Anyone who has spent more than about five minutes around me knows that I have a problem with being a perfectionist. I’m incredibly hard on myself when I make mistakes, and I tend to focus on the negative things I’ve done or said even when the positives vastly outnumber the negatives. I also know that I’m not alone in this trait, although from the stories my mother tells I’ve suffered from it more severely and for longer than many.

I don’t like being this way, and in the past decade I’ve actively worked on trying to embrace my imperfections. Having a daughter has helped enormously in that, both because I have many more opportunities to screw up and also because she suffers from the same trait. Watching her struggle with it has helped me to see it more clearly in myself. I’m also very forgiving of her imperfections, which makes my standard for myself seem extreme.

Somewhere in the past decade I’ve also come to see that being imperfect (and recognizing it) makes you a better teacher and mentor. Making mistakes can make you more compassionate with people, since it’s hard to distance yourself from someone doing something very familiar.

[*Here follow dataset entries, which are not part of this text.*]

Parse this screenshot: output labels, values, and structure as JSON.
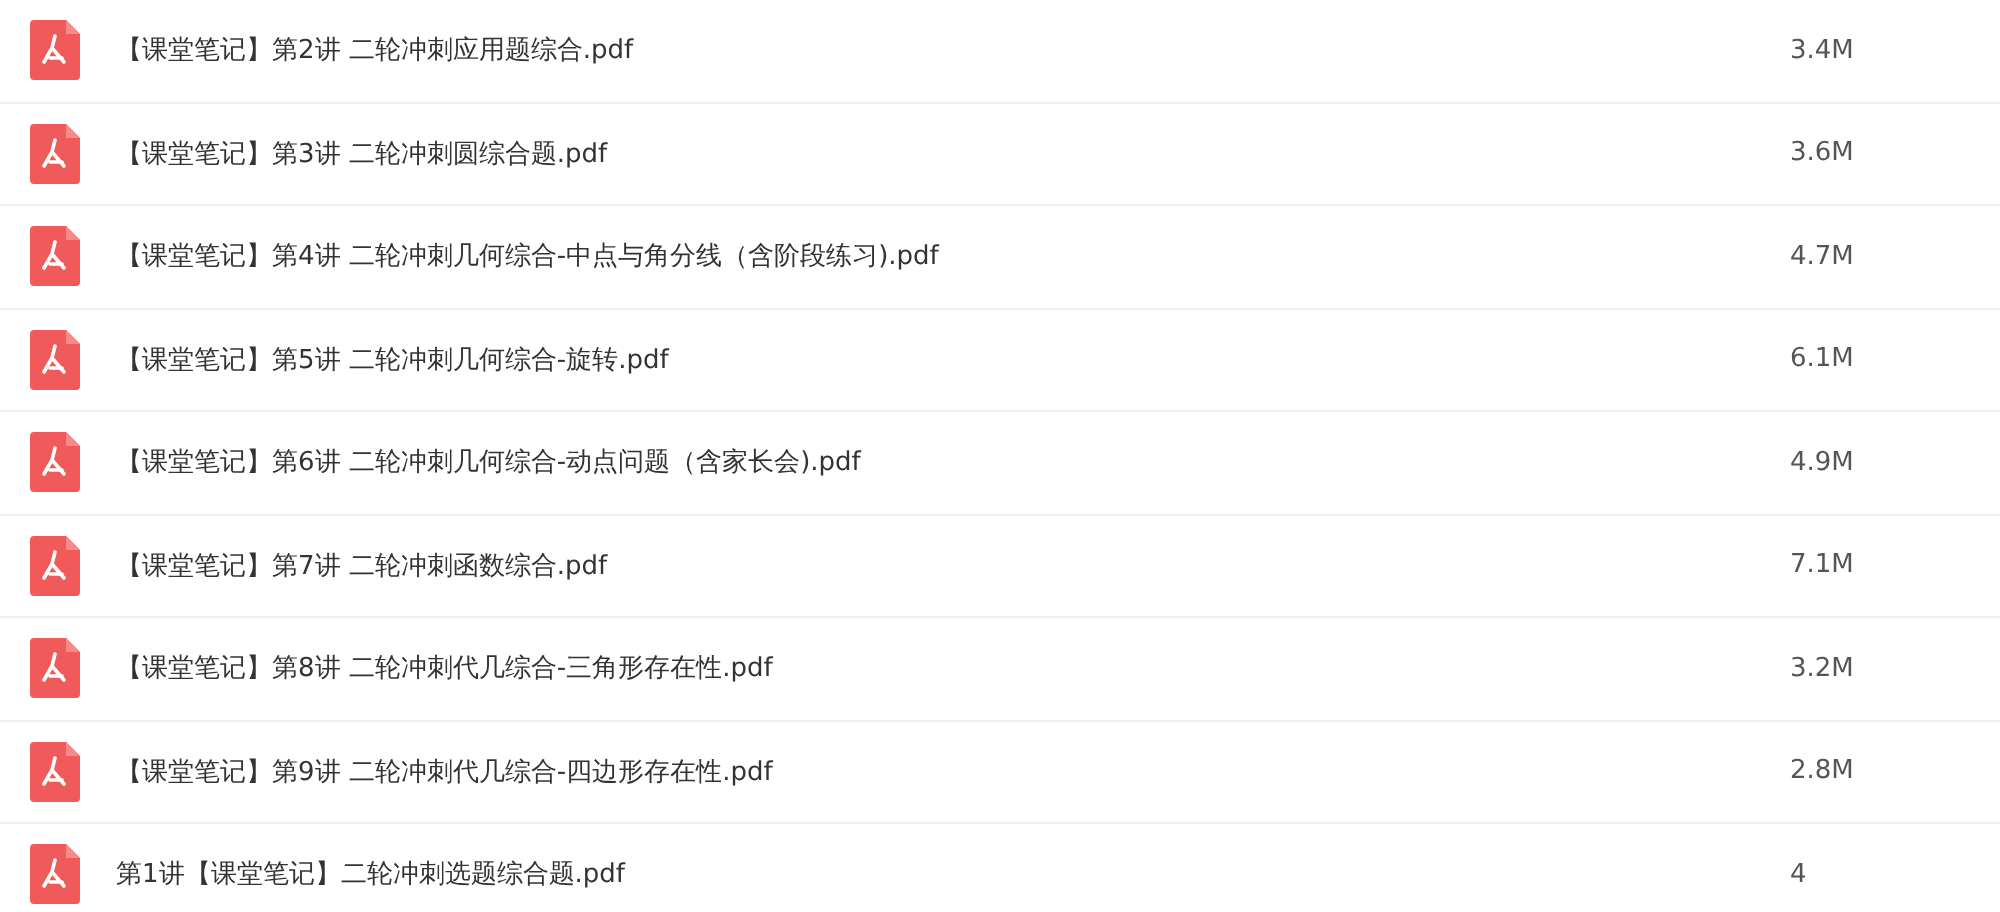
{
  "files": [
    {
      "name": "【课堂笔记】第2讲 二轮冲刺应用题综合.pdf",
      "size": "3.4M"
    },
    {
      "name": "【课堂笔记】第3讲 二轮冲刺圆综合题.pdf",
      "size": "3.6M"
    },
    {
      "name": "【课堂笔记】第4讲 二轮冲刺几何综合-中点与角分线（含阶段练习).pdf",
      "size": "4.7M"
    },
    {
      "name": "【课堂笔记】第5讲 二轮冲刺几何综合-旋转.pdf",
      "size": "6.1M"
    },
    {
      "name": "【课堂笔记】第6讲 二轮冲刺几何综合-动点问题（含家长会).pdf",
      "size": "4.9M"
    },
    {
      "name": "【课堂笔记】第7讲 二轮冲刺函数综合.pdf",
      "size": "7.1M"
    },
    {
      "name": "【课堂笔记】第8讲 二轮冲刺代几综合-三角形存在性.pdf",
      "size": "3.2M"
    },
    {
      "name": "【课堂笔记】第9讲 二轮冲刺代几综合-四边形存在性.pdf",
      "size": "2.8M"
    },
    {
      "name": "第1讲【课堂笔记】二轮冲刺选题综合题.pdf",
      "size": "4"
    }
  ]
}
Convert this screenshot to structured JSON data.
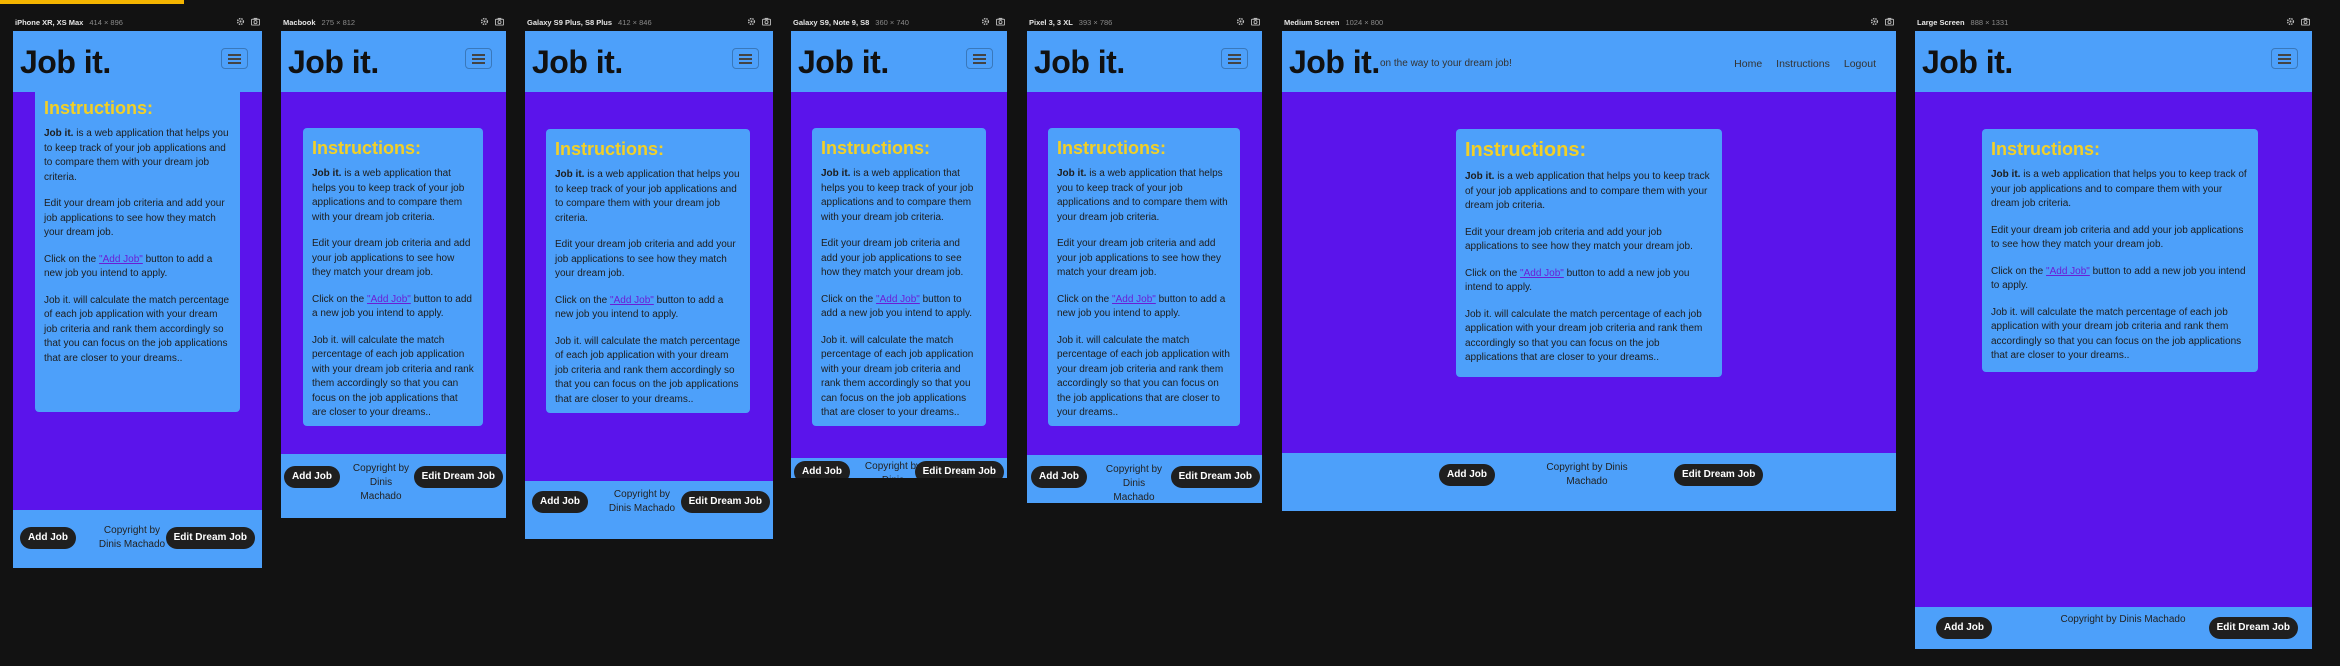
{
  "brand": "Job it.",
  "tagline": "on the way to your dream job!",
  "nav": [
    "Home",
    "Instructions",
    "Logout"
  ],
  "instructions": {
    "title": "Instructions:",
    "p1_bold": "Job it.",
    "p1_rest": " is a web application that helps you to keep track of your job applications and to compare them with your dream job criteria.",
    "p2": "Edit your dream job criteria and add your job applications to see how they match your dream job.",
    "p3_pre": "Click on the ",
    "p3_link": "\"Add Job\"",
    "p3_post": " button to add a new job you intend to apply.",
    "p4": "Job it. will calculate the match percentage of each job application with your dream job criteria and rank them accordingly so that you can focus on the job applications that are closer to your dreams.."
  },
  "footer": {
    "add_job": "Add Job",
    "copyright": "Copyright by Dinis Machado",
    "edit_dream_job": "Edit Dream Job"
  },
  "devices": [
    {
      "name": "iPhone XR, XS Max",
      "dims": "414 × 896"
    },
    {
      "name": "Macbook",
      "dims": "275 × 812"
    },
    {
      "name": "Galaxy S9 Plus, S8 Plus",
      "dims": "412 × 846"
    },
    {
      "name": "Galaxy S9, Note 9, S8",
      "dims": "360 × 740"
    },
    {
      "name": "Pixel 3, 3 XL",
      "dims": "393 × 786"
    },
    {
      "name": "Medium Screen",
      "dims": "1024 × 800"
    },
    {
      "name": "Large Screen",
      "dims": "888 × 1331"
    }
  ]
}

When you share a mistake with someone you also have a good idea why they may have done it, which improves your understanding and forgiveness.

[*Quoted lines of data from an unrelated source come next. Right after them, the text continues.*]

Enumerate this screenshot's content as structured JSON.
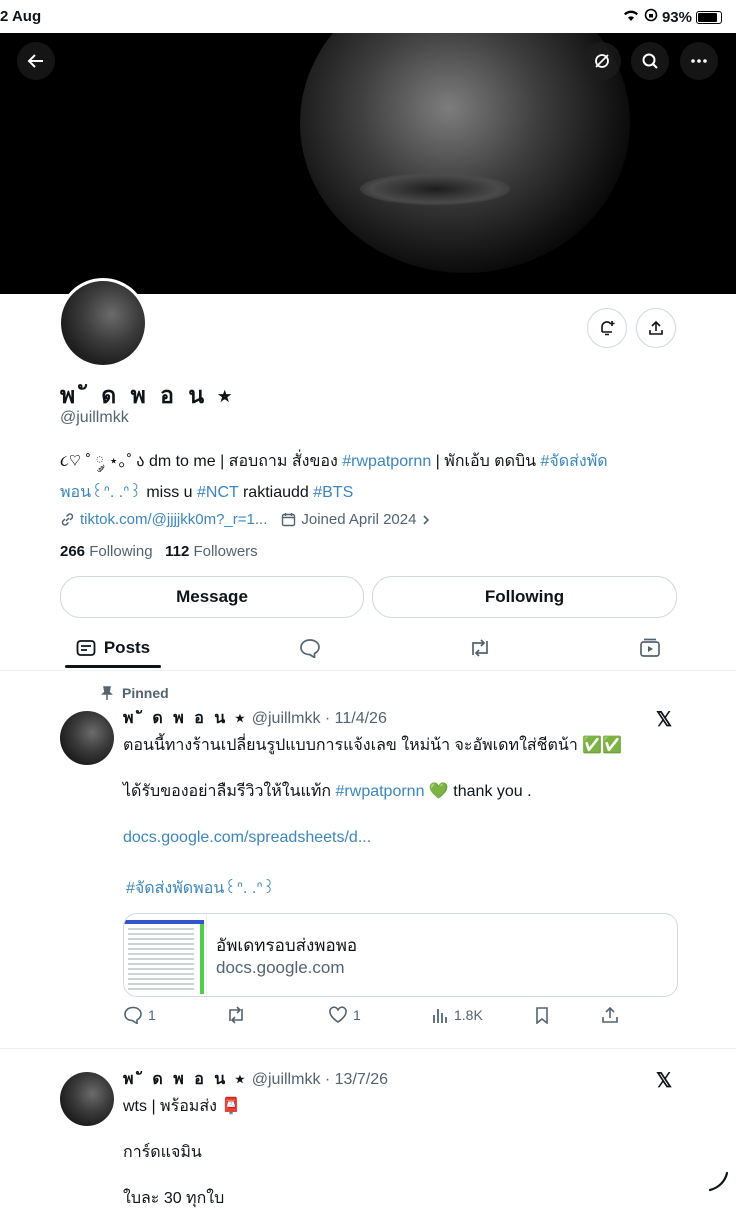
{
  "status": {
    "time": "2 Aug",
    "battery": "93%"
  },
  "profile": {
    "name": "พ ั ด พ อ น ⭒",
    "handle": "@juillmkk",
    "bio_line1_pre": "૮♡ ˚ ༘ ⋆｡˚ ა dm to me | สอบถาม สั่งของ ",
    "bio_tag1": "#rwpatpornn",
    "bio_line1_mid": " | พักเอ้บ ตดบิน ",
    "bio_tag2": "#จัดส่งพัด",
    "bio_tag2b": "พอน꒰ᐢ. .ᐢ꒱",
    "bio_mid2": " miss u ",
    "bio_tag3": "#NCT",
    "bio_mid3": " raktiaudd ",
    "bio_tag4": "#BTS",
    "link": "tiktok.com/@jjjjkk0m?_r=1...",
    "joined": "Joined April 2024",
    "following_count": "266",
    "following_label": "Following",
    "followers_count": "112",
    "followers_label": "Followers"
  },
  "buttons": {
    "message": "Message",
    "following": "Following"
  },
  "tabs": {
    "posts": "Posts"
  },
  "post1": {
    "pinned": "Pinned",
    "name": "พ ั ด พ อ น ⭒",
    "handle_date": "@juillmkk · 11/4/26",
    "line1": "ตอนนี้ทางร้านเปลี่ยนรูปแบบการแจ้งเลข ใหม่น้า จะอัพเดทใส่ชีตน้า ✅✅",
    "line2_pre": "ได้รับของอย่าลืมรีวิวให้ในแท้ก ",
    "line2_tag": "#rwpatpornn",
    "line2_post": " 💚 thank you .",
    "link": "docs.google.com/spreadsheets/d...",
    "tag": "#จัดส่งพัดพอน꒰ᐢ. .ᐢ꒱",
    "card_title": "อัพเดทรอบส่งพอพอ",
    "card_domain": "docs.google.com",
    "replies": "1",
    "likes": "1",
    "views": "1.8K"
  },
  "post2": {
    "name": "พ ั ด พ อ น ⭒",
    "handle_date": "@juillmkk · 13/7/26",
    "line1": "wts | พร้อมส่ง 📮",
    "line2": "การ์ดแจมิน",
    "line3": "ใบละ 30 ทุกใบ"
  }
}
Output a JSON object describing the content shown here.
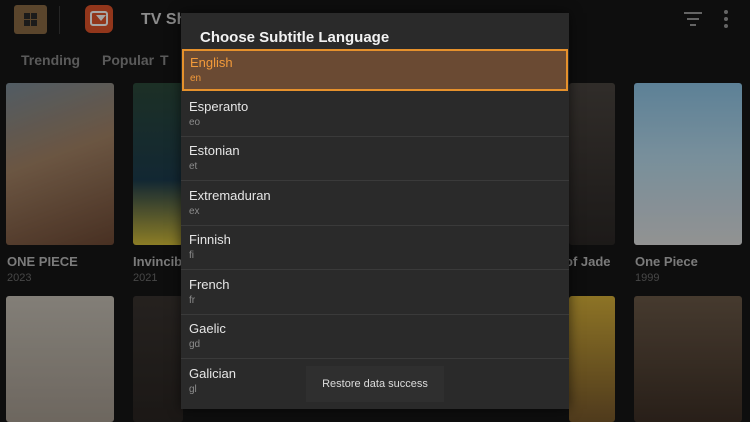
{
  "topbar": {
    "app_title": "TV Sh",
    "icons": [
      "grid-icon",
      "app-logo-icon",
      "filter-icon",
      "more-vertical-icon"
    ]
  },
  "tabs": [
    "Trending",
    "Popular",
    "T"
  ],
  "posters_row1": [
    {
      "title": "ONE PIECE",
      "year": "2023"
    },
    {
      "title": "Invincib",
      "year": "2021"
    },
    {
      "title": "of Jade",
      "year": ""
    },
    {
      "title": "One Piece",
      "year": "1999"
    }
  ],
  "dialog": {
    "title": "Choose Subtitle Language",
    "languages": [
      {
        "name": "English",
        "code": "en",
        "selected": true
      },
      {
        "name": "Esperanto",
        "code": "eo"
      },
      {
        "name": "Estonian",
        "code": "et"
      },
      {
        "name": "Extremaduran",
        "code": "ex"
      },
      {
        "name": "Finnish",
        "code": "fi"
      },
      {
        "name": "French",
        "code": "fr"
      },
      {
        "name": "Gaelic",
        "code": "gd"
      },
      {
        "name": "Galician",
        "code": "gl"
      }
    ]
  },
  "toast": {
    "message": "Restore data success"
  },
  "colors": {
    "accent": "#e6912c",
    "selected_bg": "#6a4a33",
    "dialog_bg": "#2a2a2a"
  }
}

On that note, I’m happy to report that I was nearly an hour late to a Skype research meeting today. The fact that the person involved was scolded by me about two weeks ago for being only 20 minutes late to a meeting was not at all lost on me, so I opened by telling him he needed to scold me. Being the nice man that he is, he declined the opportunity, which of course only made me feel worse. But I am happy to report that my mistake and his patience have given me some much-needed perspective, and for that I thank him.